“The turbines, which are assessed at a million dollars each, represent the largest investment made in the county, said Ruth Anne Tobias, chair of the DeKalb County Board. And the expected annual tax revenue is unprecedented: $1.45 million.
Steve Stengel, a spokesman for turbine-owner NextEra Energy Resources, a unit of FPL Group, whose holdings include Florida Power & Light Co., said $50 million in payments is expected to be made to landowners over the 30-year life of the project.
But such windfalls haven’t assuaged people who claim the turbines have harmed their health. They say noise from turbines is disrupting sleep, and they blame the strobe-like flashes produced by the whirling blades in sunlight — “shadow flicker” — for everything from vertigo to migraine headaches.
A group of 36 people who live near the turbines has sued DeKalb County and 75 landowners who leased land for the turbines.
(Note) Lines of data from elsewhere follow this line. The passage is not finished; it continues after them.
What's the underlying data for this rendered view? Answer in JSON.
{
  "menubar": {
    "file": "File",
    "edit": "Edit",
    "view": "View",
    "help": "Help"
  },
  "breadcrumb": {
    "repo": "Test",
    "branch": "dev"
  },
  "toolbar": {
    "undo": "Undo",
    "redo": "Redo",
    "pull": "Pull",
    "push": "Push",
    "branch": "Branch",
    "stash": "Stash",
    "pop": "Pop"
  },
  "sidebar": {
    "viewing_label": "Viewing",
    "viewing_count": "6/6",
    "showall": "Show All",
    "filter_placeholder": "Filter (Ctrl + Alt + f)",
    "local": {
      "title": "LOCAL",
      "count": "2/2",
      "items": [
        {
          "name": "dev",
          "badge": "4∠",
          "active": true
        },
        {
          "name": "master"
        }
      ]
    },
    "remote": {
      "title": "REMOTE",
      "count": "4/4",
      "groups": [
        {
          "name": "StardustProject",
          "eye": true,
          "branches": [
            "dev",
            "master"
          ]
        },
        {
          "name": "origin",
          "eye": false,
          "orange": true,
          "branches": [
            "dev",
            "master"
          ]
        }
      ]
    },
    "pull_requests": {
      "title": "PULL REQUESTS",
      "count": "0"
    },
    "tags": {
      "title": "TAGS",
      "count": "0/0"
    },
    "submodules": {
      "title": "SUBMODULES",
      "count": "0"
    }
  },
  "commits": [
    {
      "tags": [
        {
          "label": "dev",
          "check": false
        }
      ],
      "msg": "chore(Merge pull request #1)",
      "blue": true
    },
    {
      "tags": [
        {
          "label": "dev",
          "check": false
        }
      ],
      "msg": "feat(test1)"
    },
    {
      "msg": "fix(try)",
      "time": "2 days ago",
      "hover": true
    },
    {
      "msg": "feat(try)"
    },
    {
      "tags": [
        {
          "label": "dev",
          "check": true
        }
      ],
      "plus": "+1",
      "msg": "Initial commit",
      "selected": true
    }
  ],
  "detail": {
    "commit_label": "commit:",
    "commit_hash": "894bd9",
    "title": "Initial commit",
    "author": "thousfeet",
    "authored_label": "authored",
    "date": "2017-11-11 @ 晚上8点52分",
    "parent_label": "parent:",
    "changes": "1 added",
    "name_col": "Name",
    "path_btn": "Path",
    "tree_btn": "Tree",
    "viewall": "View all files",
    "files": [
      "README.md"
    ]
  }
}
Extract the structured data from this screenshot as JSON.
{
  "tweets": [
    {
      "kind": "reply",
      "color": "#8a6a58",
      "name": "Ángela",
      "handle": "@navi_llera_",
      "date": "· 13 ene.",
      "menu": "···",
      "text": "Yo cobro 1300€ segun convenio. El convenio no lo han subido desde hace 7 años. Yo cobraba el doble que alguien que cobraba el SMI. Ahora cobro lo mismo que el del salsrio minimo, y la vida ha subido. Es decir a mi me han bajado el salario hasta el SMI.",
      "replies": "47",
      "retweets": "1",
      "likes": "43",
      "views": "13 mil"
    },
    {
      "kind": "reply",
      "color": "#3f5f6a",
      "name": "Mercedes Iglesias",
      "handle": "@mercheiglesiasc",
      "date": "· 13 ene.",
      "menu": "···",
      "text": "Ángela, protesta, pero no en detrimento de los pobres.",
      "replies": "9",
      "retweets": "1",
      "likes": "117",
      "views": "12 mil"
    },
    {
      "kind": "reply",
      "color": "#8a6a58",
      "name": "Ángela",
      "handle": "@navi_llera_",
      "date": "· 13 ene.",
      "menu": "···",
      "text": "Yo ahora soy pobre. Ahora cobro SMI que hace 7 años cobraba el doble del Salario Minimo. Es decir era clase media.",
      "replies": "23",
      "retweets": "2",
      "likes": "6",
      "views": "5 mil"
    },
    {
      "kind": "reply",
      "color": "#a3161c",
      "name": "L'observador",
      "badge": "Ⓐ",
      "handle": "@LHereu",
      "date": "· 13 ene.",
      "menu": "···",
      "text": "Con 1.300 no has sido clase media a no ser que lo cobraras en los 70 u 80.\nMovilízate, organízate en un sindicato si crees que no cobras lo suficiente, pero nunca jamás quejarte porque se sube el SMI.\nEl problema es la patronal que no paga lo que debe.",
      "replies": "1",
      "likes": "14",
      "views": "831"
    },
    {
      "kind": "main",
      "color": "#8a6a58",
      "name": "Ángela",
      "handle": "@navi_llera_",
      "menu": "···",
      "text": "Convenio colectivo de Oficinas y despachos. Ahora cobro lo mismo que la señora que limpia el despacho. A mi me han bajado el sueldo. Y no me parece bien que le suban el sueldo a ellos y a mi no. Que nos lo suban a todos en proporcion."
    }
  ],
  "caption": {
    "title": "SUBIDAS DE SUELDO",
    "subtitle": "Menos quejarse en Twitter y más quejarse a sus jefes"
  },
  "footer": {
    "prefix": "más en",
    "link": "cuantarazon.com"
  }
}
They claim the county illegally granted zoning variances and want the turbines taken down. NextEra is seeking to dismiss the suit based on “vague allegations of hypothetical harms.”
Ken Andersen, a county board member who voted to allow the turbines to be built, says he is trying to understand the people voicing concerns. One man, he said, called at 6 a.m. and told him a turbine that sounded like a 747 jet engine was keeping him awake. Andersen said he got out of bed and drove over to listen for himself.
“I went to this man’s yard,” Andersen said. “I made more noise walking across the crunchy snow.” The turbines, he said, “were making their whoosh, whoosh, whoosh noise.”
Canadian and U.S. wind industry officials did a study released last year that concluded there was no adverse health impact from wind turbine noise. But it doesn’t appear the story’s going to end there.
Austin journalist and author Robert Bryce recently wrote for the Wall Street Journal about wind farms making neighbors sick across the country.
And a New York pediatrician who has done her own research on the issue says there hasn’t been enough studies on the potential health issues, including the effect of the shadows.
Having never spent the night near a turbine, I can’t attest to the noise issue, but the video above seems to make a good case for a closer look at the “shadow flicker” issue.